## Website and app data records
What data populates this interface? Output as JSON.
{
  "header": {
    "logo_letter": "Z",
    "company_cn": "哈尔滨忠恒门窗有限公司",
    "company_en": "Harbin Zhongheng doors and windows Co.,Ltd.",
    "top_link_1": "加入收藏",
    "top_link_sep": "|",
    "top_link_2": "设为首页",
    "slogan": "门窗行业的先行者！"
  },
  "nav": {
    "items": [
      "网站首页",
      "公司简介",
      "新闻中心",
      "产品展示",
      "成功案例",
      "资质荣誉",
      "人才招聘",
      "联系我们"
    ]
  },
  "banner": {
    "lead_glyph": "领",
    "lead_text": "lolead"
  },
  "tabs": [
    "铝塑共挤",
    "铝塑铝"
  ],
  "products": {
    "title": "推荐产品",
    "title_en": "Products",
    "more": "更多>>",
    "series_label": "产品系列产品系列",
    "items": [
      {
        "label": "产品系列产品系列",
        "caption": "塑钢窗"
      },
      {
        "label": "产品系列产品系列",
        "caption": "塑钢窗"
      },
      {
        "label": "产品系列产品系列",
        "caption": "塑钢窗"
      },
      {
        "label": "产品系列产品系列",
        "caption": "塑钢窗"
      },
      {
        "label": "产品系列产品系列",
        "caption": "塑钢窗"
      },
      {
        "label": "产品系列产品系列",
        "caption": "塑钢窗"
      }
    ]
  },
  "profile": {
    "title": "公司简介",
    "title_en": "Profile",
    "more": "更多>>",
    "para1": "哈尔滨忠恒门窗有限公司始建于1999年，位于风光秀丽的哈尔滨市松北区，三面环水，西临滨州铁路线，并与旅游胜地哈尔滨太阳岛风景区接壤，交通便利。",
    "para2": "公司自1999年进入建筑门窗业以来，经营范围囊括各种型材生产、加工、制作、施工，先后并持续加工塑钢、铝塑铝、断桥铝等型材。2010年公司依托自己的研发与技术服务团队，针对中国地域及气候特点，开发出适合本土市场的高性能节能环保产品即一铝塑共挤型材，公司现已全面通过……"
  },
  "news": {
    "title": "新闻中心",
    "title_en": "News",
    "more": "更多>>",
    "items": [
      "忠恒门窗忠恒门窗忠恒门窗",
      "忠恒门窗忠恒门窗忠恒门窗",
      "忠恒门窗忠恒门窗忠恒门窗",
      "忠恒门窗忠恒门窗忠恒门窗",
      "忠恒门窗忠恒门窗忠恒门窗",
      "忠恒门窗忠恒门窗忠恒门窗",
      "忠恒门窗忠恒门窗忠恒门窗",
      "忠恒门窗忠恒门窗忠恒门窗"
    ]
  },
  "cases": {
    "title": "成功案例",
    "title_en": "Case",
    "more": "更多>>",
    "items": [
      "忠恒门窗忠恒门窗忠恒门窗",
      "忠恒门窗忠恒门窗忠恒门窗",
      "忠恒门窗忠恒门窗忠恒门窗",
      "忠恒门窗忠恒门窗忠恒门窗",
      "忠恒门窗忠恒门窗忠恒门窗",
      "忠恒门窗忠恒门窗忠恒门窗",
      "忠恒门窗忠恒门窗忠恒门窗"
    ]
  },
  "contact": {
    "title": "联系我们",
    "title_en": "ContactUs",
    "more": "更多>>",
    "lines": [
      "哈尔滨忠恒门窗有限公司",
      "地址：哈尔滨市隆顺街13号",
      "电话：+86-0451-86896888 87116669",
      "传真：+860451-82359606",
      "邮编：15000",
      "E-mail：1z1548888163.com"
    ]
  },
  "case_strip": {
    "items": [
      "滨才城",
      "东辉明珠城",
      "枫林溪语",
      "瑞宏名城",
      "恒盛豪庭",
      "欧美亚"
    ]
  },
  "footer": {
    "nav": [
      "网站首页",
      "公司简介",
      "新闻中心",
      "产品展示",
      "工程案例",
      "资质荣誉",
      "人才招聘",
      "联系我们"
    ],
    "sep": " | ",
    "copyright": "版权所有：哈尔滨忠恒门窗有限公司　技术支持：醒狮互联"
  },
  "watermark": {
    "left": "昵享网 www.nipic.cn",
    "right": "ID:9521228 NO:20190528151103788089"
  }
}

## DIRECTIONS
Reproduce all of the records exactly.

## ANSWER SECTION
What data populates this interface? Output as JSON.
{
  "header": {
    "logo_letter": "Z",
    "company_cn": "哈尔滨忠恒门窗有限公司",
    "company_en": "Harbin Zhongheng doors and windows Co.,Ltd.",
    "top_link_1": "加入收藏",
    "top_link_sep": "|",
    "top_link_2": "设为首页",
    "slogan": "门窗行业的先行者！"
  },
  "nav": {
    "items": [
      "网站首页",
      "公司简介",
      "新闻中心",
      "产品展示",
      "成功案例",
      "资质荣誉",
      "人才招聘",
      "联系我们"
    ]
  },
  "banner": {
    "lead_glyph": "领",
    "lead_text": "lolead"
  },
  "tabs": [
    "铝塑共挤",
    "铝塑铝"
  ],
  "products": {
    "title": "推荐产品",
    "title_en": "Products",
    "more": "更多>>",
    "series_label": "产品系列产品系列",
    "items": [
      {
        "label": "产品系列产品系列",
        "caption": "塑钢窗"
      },
      {
        "label": "产品系列产品系列",
        "caption": "塑钢窗"
      },
      {
        "label": "产品系列产品系列",
        "caption": "塑钢窗"
      },
      {
        "label": "产品系列产品系列",
        "caption": "塑钢窗"
      },
      {
        "label": "产品系列产品系列",
        "caption": "塑钢窗"
      },
      {
        "label": "产品系列产品系列",
        "caption": "塑钢窗"
      }
    ]
  },
  "profile": {
    "title": "公司简介",
    "title_en": "Profile",
    "more": "更多>>",
    "para1": "哈尔滨忠恒门窗有限公司始建于1999年，位于风光秀丽的哈尔滨市松北区，三面环水，西临滨州铁路线，并与旅游胜地哈尔滨太阳岛风景区接壤，交通便利。",
    "para2": "公司自1999年进入建筑门窗业以来，经营范围囊括各种型材生产、加工、制作、施工，先后并持续加工塑钢、铝塑铝、断桥铝等型材。2010年公司依托自己的研发与技术服务团队，针对中国地域及气候特点，开发出适合本土市场的高性能节能环保产品即一铝塑共挤型材，公司现已全面通过……"
  },
  "news": {
    "title": "新闻中心",
    "title_en": "News",
    "more": "更多>>",
    "items": [
      "忠恒门窗忠恒门窗忠恒门窗",
      "忠恒门窗忠恒门窗忠恒门窗",
      "忠恒门窗忠恒门窗忠恒门窗",
      "忠恒门窗忠恒门窗忠恒门窗",
      "忠恒门窗忠恒门窗忠恒门窗",
      "忠恒门窗忠恒门窗忠恒门窗",
      "忠恒门窗忠恒门窗忠恒门窗",
      "忠恒门窗忠恒门窗忠恒门窗"
    ]
  },
  "cases": {
    "title": "成功案例",
    "title_en": "Case",
    "more": "更多>>",
    "items": [
      "忠恒门窗忠恒门窗忠恒门窗",
      "忠恒门窗忠恒门窗忠恒门窗",
      "忠恒门窗忠恒门窗忠恒门窗",
      "忠恒门窗忠恒门窗忠恒门窗",
      "忠恒门窗忠恒门窗忠恒门窗",
      "忠恒门窗忠恒门窗忠恒门窗",
      "忠恒门窗忠恒门窗忠恒门窗"
    ]
  },
  "contact": {
    "title": "联系我们",
    "title_en": "ContactUs",
    "more": "更多>>",
    "lines": [
      "哈尔滨忠恒门窗有限公司",
      "地址：哈尔滨市隆顺街13号",
      "电话：+86-0451-86896888 87116669",
      "传真：+860451-82359606",
      "邮编：15000",
      "E-mail：1z1548888163.com"
    ]
  },
  "case_strip": {
    "items": [
      "滨才城",
      "东辉明珠城",
      "枫林溪语",
      "瑞宏名城",
      "恒盛豪庭",
      "欧美亚"
    ]
  },
  "footer": {
    "nav": [
      "网站首页",
      "公司简介",
      "新闻中心",
      "产品展示",
      "工程案例",
      "资质荣誉",
      "人才招聘",
      "联系我们"
    ],
    "sep": " | ",
    "copyright": "版权所有：哈尔滨忠恒门窗有限公司　技术支持：醒狮互联"
  },
  "watermark": {
    "left": "昵享网 www.nipic.cn",
    "right": "ID:9521228 NO:20190528151103788089"
  }
}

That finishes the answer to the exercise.